We met Reggie on the first day of the hunt and headed out armed with cameras and a rusty old .22 rifle.  The first line we came to had a gator and the action started!  The kill zone on a gator is small and the reason for the small caliber is to save as much hide and meat as possible.  If you miss that small kill zone the gator will only be stunned and he might just wake back up and he won't be happy.  We learned this lesson from experience.  Nothing will make a 270lb man move quicker than a 6ft gator you thought was dead spinning around hissing at you.  A follow up shot did the trick and we moved on.  All in all, the hunt with Gator Reggie was incredible.  The deep swamps of south central Louisiana are breathtaking.  The hunting was incredible.  We were able to tag 16 gators in two days and make unbelievable memories none of us will ever forget.

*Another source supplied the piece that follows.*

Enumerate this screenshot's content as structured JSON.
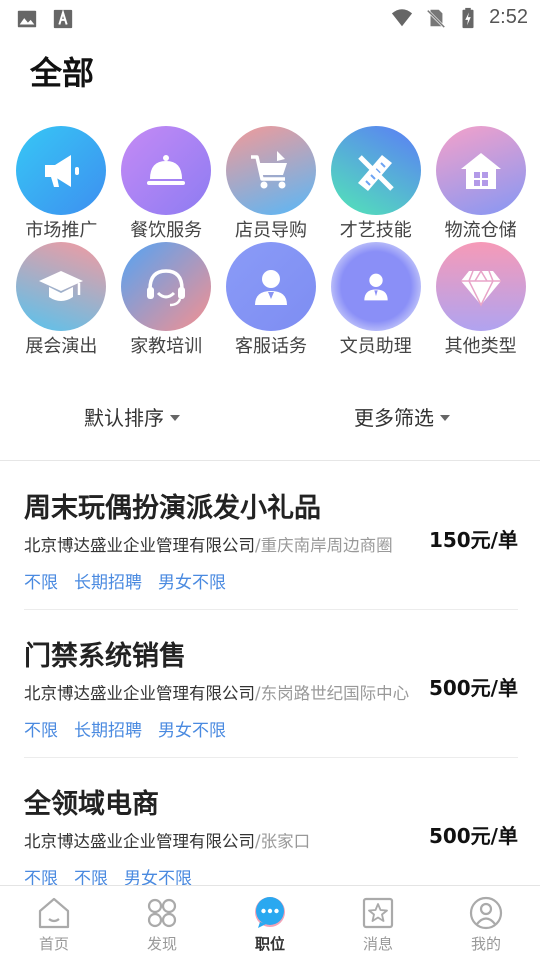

Beside the hunt we also went to Scientific Testing Labs in Baton Rouge, an TMA (Treestands Manufacturers Association) certified testing facility and we got to see how they test the treestands and safety harnesses we hunt from.  Pretty amazing how it all works and the measures taken to assure products work properly.  All I can say is, if a stand isn't TMA certified, don't buy it!  It's just not worth it.

The devotion for the episode related to the fact that the gators are dangerous because they lay and wait for there prey.  Romans 6:23 reminds us that sin is also deadly.  We must be aware of the danger of sin and avoid falling for it's temptations.  The only thing that can save us from our sins is Jesus Christ.  If you don't know him today, we hope you will seek Him out!

If you misses episode 3, here is the full episode!